-- The problem --
Go through the material below and return each line with the string "Replace" in it.

::: Data for the task :::

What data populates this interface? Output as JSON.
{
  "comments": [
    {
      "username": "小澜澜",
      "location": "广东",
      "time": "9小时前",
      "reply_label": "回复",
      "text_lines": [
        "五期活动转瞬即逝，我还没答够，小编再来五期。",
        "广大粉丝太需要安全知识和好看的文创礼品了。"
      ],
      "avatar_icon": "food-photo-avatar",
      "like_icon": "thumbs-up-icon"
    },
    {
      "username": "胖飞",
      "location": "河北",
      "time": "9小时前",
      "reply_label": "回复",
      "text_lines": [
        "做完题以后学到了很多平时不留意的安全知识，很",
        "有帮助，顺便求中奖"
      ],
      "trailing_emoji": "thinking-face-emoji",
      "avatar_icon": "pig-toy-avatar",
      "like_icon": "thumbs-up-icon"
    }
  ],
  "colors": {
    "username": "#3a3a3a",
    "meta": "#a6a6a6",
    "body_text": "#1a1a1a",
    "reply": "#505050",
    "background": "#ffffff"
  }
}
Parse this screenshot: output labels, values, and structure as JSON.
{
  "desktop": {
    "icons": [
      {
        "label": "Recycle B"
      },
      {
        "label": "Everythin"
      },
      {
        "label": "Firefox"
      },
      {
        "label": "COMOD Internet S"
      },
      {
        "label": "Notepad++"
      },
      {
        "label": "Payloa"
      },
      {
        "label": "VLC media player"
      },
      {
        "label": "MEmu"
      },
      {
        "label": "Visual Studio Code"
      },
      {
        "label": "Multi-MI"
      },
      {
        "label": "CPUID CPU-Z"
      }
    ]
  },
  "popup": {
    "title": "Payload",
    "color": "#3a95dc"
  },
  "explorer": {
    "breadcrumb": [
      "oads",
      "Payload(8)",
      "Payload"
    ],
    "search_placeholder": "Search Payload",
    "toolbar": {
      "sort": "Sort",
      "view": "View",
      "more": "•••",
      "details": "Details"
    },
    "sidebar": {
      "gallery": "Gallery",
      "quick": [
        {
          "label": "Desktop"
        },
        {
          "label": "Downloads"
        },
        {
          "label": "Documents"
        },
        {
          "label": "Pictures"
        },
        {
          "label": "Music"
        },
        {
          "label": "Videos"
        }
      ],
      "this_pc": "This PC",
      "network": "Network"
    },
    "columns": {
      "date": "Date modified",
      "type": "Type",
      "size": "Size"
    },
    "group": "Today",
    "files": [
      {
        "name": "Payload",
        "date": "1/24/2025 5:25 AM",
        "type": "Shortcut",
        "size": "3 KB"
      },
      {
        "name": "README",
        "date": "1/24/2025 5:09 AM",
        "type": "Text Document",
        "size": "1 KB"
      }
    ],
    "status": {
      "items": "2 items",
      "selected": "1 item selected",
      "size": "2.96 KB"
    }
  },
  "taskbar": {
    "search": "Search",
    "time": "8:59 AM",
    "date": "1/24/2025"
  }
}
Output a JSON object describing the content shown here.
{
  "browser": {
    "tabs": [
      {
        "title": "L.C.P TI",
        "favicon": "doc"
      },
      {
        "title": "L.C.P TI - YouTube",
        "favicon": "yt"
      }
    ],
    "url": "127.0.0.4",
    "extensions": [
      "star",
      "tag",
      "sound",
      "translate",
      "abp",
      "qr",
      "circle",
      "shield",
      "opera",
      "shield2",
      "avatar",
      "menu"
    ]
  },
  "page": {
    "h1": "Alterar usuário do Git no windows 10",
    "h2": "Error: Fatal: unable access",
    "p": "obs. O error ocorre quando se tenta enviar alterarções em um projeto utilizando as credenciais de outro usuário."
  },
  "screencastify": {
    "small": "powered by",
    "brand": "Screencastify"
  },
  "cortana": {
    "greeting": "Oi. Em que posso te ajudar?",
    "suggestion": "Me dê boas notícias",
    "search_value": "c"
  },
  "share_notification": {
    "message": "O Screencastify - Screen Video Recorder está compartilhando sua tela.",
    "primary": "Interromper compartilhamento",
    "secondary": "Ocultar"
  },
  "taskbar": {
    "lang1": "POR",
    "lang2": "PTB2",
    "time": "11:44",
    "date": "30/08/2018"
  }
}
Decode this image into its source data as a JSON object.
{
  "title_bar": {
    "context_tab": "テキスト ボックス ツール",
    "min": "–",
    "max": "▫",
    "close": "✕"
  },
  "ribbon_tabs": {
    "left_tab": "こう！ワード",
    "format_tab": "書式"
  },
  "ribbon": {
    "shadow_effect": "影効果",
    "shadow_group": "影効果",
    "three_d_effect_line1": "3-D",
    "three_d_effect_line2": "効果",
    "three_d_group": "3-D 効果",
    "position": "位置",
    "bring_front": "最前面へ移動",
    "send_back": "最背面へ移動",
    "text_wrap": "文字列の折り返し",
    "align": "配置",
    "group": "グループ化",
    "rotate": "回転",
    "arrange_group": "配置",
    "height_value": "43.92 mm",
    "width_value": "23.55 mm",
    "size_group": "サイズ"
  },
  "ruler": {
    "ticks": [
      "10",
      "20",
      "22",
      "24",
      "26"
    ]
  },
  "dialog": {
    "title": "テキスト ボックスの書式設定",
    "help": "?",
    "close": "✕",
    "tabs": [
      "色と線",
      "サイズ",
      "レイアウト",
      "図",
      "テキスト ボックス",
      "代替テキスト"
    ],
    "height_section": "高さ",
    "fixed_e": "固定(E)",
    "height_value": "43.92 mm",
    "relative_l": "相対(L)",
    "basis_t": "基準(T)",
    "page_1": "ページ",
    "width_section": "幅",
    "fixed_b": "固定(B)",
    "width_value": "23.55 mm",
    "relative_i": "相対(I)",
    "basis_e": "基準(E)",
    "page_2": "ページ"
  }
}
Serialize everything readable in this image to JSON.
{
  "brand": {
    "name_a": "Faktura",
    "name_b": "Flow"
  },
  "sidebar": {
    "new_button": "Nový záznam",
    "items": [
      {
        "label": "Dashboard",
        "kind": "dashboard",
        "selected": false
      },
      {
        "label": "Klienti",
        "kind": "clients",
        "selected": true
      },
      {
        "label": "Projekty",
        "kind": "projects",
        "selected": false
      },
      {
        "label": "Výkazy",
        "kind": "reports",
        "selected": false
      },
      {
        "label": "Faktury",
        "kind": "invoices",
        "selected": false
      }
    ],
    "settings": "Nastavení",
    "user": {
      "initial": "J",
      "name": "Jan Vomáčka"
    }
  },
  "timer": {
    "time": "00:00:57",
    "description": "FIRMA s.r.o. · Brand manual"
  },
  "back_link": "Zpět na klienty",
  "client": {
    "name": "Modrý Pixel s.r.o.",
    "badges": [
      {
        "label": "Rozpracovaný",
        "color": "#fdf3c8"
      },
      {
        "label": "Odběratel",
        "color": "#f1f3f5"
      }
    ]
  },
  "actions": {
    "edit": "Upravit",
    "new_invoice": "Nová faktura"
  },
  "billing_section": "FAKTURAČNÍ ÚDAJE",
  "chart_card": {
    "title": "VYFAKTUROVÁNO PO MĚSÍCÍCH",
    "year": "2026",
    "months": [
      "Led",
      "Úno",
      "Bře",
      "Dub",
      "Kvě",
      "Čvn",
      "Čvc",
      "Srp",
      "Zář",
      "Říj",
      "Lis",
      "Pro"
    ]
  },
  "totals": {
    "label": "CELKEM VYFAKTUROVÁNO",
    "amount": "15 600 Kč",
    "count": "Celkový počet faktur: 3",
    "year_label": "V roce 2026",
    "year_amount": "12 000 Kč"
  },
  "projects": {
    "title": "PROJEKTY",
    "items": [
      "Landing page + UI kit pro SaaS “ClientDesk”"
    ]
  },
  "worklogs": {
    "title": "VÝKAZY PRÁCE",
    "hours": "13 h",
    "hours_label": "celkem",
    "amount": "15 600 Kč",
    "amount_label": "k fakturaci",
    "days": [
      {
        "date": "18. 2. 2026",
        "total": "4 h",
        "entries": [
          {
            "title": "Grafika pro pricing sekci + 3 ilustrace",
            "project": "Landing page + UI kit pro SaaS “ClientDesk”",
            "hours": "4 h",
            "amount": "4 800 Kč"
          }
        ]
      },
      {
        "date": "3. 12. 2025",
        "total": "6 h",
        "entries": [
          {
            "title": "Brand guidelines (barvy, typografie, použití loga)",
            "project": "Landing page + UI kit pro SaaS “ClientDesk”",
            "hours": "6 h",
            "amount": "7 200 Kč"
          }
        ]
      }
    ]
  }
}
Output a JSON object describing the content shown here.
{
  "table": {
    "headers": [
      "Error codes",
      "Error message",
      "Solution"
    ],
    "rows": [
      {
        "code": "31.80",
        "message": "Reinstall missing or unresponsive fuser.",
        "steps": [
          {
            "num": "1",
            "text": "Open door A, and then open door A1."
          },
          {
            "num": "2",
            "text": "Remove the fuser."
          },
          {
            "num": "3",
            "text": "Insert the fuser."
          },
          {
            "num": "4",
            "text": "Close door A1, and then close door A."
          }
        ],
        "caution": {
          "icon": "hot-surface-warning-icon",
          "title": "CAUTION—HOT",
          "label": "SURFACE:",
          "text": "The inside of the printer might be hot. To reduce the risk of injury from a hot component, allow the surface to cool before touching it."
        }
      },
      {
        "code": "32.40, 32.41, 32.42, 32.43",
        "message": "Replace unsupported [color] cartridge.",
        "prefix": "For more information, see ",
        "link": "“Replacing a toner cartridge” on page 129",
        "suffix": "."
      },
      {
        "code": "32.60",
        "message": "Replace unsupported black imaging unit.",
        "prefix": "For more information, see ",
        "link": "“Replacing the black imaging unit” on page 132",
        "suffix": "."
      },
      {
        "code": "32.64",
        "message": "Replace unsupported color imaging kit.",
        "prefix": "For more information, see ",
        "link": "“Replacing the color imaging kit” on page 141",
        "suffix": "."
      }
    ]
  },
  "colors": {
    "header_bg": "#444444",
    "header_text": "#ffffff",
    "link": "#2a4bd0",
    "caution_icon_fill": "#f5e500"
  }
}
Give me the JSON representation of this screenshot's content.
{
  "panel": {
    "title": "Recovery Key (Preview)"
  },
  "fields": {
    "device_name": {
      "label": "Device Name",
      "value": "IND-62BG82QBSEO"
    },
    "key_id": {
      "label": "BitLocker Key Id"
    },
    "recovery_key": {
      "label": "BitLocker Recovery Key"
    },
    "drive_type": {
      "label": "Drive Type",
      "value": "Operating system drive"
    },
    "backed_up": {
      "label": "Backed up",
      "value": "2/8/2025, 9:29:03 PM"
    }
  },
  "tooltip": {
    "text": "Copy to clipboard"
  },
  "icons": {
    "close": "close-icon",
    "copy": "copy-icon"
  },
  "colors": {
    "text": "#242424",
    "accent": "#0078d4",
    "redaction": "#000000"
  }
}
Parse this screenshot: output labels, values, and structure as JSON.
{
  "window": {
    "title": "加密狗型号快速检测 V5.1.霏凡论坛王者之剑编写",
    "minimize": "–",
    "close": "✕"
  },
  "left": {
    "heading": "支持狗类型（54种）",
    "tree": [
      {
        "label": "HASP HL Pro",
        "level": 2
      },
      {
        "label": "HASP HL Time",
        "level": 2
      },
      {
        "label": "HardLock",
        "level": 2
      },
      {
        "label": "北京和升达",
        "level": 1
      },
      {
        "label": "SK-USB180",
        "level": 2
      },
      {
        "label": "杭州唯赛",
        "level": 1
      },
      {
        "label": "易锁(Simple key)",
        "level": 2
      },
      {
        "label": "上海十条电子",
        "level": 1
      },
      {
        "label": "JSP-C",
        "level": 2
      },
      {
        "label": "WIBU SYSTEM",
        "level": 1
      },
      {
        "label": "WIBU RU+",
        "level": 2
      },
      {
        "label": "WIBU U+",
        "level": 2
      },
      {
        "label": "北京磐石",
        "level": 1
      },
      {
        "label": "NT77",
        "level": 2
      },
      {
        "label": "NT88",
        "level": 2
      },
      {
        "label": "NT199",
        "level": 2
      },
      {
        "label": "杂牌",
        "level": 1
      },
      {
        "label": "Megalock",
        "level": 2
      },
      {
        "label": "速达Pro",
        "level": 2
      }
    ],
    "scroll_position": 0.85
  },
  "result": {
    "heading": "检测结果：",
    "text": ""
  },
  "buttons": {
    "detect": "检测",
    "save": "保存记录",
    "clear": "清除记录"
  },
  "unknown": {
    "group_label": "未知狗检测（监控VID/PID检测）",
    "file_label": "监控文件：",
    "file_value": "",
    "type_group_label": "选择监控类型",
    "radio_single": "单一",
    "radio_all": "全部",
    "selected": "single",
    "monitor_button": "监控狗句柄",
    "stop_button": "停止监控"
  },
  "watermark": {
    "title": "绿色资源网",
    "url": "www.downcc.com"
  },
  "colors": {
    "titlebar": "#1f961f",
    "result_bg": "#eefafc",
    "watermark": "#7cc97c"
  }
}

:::

-- Problem solution --
        "message": "Replace unsupported [color] cartridge.",
        "message": "Replace unsupported black imaging unit.",
        "message": "Replace unsupported color imaging kit.",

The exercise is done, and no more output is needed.